In the past few years, an array of restaurants have popped up around Cairo introducing the “balady chic” concept of offering traditional Egyptian street food in trendy settings. Even though it’s a refreshing shift in food trends from the international sushi and cupcake fads that preceded it, some have refused to spend exorbitant amounts of money on food that most of our mothers can whip up at practically no expense.
Nevertheless, the trend has not been weakened and balady chic favorites like Zooba, Cairo Kitchen and El Dokan seem to be doing good business. I personally enjoy Zooba’s cheerful interior design and cute packaging and the perfect way Cairo Kitchen makes rice with molokheya, but the steep pricing keeps me from dining at either of them regularly.
I first heard about Felfel while talking about how 6 October City is alienated from the bustle of Cairo and, as a result, doesn’t have the same food choices as more central neighborhoods. A friend whose sister lives in the Beverly Hills compound told me that there are new places opening up on a regular basis, and cited Felfel as an example.
Although the trek was rather lengthy, I decided to head up there with a friend on a Friday after a quick scan of Felfel’s Instagram account had my mouth watering.
I was initially underwhelmed. The restaurant is small, with space for three or four tables — only one of which was occupied upon my arrival. Although strategically located near the Beverly Hills Sporting Club, Felfel did not seem to attract a large dine-in population. However, the multitude of delivery orders I saw streaming out of the restaurant throughout my visit suggested that Felfel’s customers prefer to enjoy its oriental dishes in the comfort of their own homes. Perhaps this is fueled by the unfortunate fact that Felfel’s neighbor is an ironing business whose unrelenting music-blasting can only be described as a harassment of the ears.
The restaurant does allow for basic comfort though and the interior design is plain but not unpleasant. The outdoor view, on the other hand, is not aesthetically pleasing – although this is more the responsibility of the compound managers than Felfel’s owners.
My friend and I sat at a table outside, and we were promptly greeted by one of the owners, who was very polite and helpful. We spent quite some time choosing from the wide array of options, from fuul (LE4.5-9) and taameya (LE4.5-10) to appetizers (LE5-15) to meat and chicken (LE12-20) dishes and sandwiches.

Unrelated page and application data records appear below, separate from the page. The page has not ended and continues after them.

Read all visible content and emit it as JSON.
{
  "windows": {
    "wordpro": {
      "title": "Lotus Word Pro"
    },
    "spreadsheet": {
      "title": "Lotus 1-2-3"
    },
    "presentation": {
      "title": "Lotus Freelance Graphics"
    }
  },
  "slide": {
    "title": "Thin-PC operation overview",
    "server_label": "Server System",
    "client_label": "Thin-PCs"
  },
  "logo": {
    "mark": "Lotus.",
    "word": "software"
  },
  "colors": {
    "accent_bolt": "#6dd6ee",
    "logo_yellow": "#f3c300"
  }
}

Each section has basic, expected choices along with some interesting additions such as mozzarella cheese taameya (LE6 for a sandwich, LE10 for a plate). Unfortunately, the drinks menu is not nearly as diverse, with only soft drinks, coffee and tea.
Eventually, the owner picked up on our indecisiveness and offered suggestions. We settled on “bikini,” cheese fondue and potato kofta, which was not yet featured on the menu. We wanted to sample the hawawshy, which had grabbed my attention on the Instagram page, but we were told that the fresh meat had not yet arrived, so ordered a chicken fajita sandwich instead.
The food took quite some time, and when the waiter began serving it, it wasn’t all at once. In fact, we were served one dish at a time, with around 10 minutes between each.
But as soon as I started sampling the food, I regretted bringing a friend with me anyway. The relatively large portions, freshness and tastiness largely quelled my frustration at the slow service.
The bikini, a plate of sliced hotdogs cooked with onions, green peppers and tomato sauce, was plentiful and tasty without being overwhelming.
The chicken fajita sandwich, which contained chicken, green pepper, and mayonnaise, was rather ordinary and lacked a unique taste but the ingredients were fresh and the sandwich sizeable, compensating for the mediocrity.
The potato kofta – a slightly oriental croquette – was also pleasant, albeit missing a spice I couldn’t quite put my finger on. As we had ordered this dish at the owners’ request, they were keen to get our feedback and suggestions for spices and condiments.
The cheese fondue – a unique blend of roumy, cheddar, Kraft, and mozzarella cheeses served in an egg-frying pan – was the star of the show. The cheeses meshed together perfectly, with the mozzarella and Kraft giving a velvety texture while complementing and playing down the strong roumy taste. The fact that I could practically feel myself gaining weight with every bit of cheese I scooped up with the crispy bread was irrelevant. Cheese conquered all.
I had hoped to sample the dessert menu, which included oriental choices such as feteer meshaltet and a lone non-oriental option of banana Nutella, but the generous portions had left no room in my stomach.
With no particularly appealing view to appreciate while we tried to digest, we promptly ordered the check. We were happy to see that the entire meal had cost us less than LE 60 – significantly less than one would expect to spend anywhere else for a large balady chic meal.
While the overall experience was positive, it is important to note that Felfel is entirely un-flashy. Aesthetically speaking, it’s a far cry from the bright colors boasted by Zooba. However, the quality of the food, particularly in terms of freshness and portion size, make Felfel a great place to get a bang for your buck if you’re into balady chic.
Felfel is located in Mall 4 of the Sheikh Zayed Beverly Hills compound, across from the Beverly Hills club. It’s open daily from 8 am to midnight. Tel: 01100100203.